ABOUT THIS TASK: Among the lines below, which ones contain the word "animations"? Copy every such line.

DATA FOR REVIEW:

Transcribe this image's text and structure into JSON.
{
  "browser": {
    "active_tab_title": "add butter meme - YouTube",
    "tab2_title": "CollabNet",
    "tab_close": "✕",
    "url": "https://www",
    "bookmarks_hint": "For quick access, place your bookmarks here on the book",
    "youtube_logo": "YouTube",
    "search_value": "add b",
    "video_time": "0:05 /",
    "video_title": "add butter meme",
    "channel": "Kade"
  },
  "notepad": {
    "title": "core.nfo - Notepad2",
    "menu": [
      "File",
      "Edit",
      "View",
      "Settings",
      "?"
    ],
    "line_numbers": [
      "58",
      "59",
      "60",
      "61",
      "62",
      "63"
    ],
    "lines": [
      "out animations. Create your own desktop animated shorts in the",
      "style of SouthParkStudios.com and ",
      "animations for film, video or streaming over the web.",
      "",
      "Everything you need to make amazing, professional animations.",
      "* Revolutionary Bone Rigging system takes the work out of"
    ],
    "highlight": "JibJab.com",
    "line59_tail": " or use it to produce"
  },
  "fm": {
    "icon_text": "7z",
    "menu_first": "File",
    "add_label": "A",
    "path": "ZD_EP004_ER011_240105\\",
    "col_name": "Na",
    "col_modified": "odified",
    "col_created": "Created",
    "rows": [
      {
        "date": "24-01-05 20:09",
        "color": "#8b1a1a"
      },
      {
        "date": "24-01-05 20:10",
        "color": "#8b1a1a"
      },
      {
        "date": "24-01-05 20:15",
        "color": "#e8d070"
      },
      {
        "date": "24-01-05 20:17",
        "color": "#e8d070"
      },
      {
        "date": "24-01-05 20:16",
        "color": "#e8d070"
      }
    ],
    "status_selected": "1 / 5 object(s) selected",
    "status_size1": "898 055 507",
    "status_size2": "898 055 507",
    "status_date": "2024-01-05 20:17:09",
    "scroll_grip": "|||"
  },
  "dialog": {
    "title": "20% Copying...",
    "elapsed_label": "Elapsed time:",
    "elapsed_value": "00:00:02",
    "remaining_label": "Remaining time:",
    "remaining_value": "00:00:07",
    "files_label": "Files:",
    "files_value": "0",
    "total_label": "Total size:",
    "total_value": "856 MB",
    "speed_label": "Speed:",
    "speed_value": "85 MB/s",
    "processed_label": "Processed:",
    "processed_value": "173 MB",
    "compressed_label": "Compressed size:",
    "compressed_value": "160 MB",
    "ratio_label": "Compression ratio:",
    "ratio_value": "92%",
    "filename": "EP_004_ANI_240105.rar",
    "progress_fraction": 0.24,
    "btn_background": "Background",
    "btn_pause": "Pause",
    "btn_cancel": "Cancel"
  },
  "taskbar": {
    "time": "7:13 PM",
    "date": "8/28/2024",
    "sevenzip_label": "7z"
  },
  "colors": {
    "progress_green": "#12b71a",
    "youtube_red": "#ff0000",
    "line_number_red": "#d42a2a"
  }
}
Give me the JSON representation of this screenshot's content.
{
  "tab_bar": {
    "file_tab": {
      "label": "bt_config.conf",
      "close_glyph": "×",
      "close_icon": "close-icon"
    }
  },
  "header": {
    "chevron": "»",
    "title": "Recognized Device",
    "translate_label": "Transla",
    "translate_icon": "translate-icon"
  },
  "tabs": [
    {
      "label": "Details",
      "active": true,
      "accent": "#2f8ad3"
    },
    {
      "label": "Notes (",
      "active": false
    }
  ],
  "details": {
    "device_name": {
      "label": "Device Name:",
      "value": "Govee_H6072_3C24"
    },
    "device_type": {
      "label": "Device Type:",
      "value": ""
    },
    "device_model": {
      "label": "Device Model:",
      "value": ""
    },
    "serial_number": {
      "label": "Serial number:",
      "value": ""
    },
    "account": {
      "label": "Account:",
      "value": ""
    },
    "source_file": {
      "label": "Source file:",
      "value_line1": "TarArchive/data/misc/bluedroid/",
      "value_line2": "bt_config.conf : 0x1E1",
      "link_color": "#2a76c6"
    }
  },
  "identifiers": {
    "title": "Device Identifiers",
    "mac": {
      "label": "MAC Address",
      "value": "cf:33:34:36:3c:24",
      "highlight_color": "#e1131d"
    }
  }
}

WORKED SOLUTION:
      "out animations. Create your own desktop animated shorts in the",
      "animations for film, video or streaming over the web.",
      "Everything you need to make amazing, professional animations.",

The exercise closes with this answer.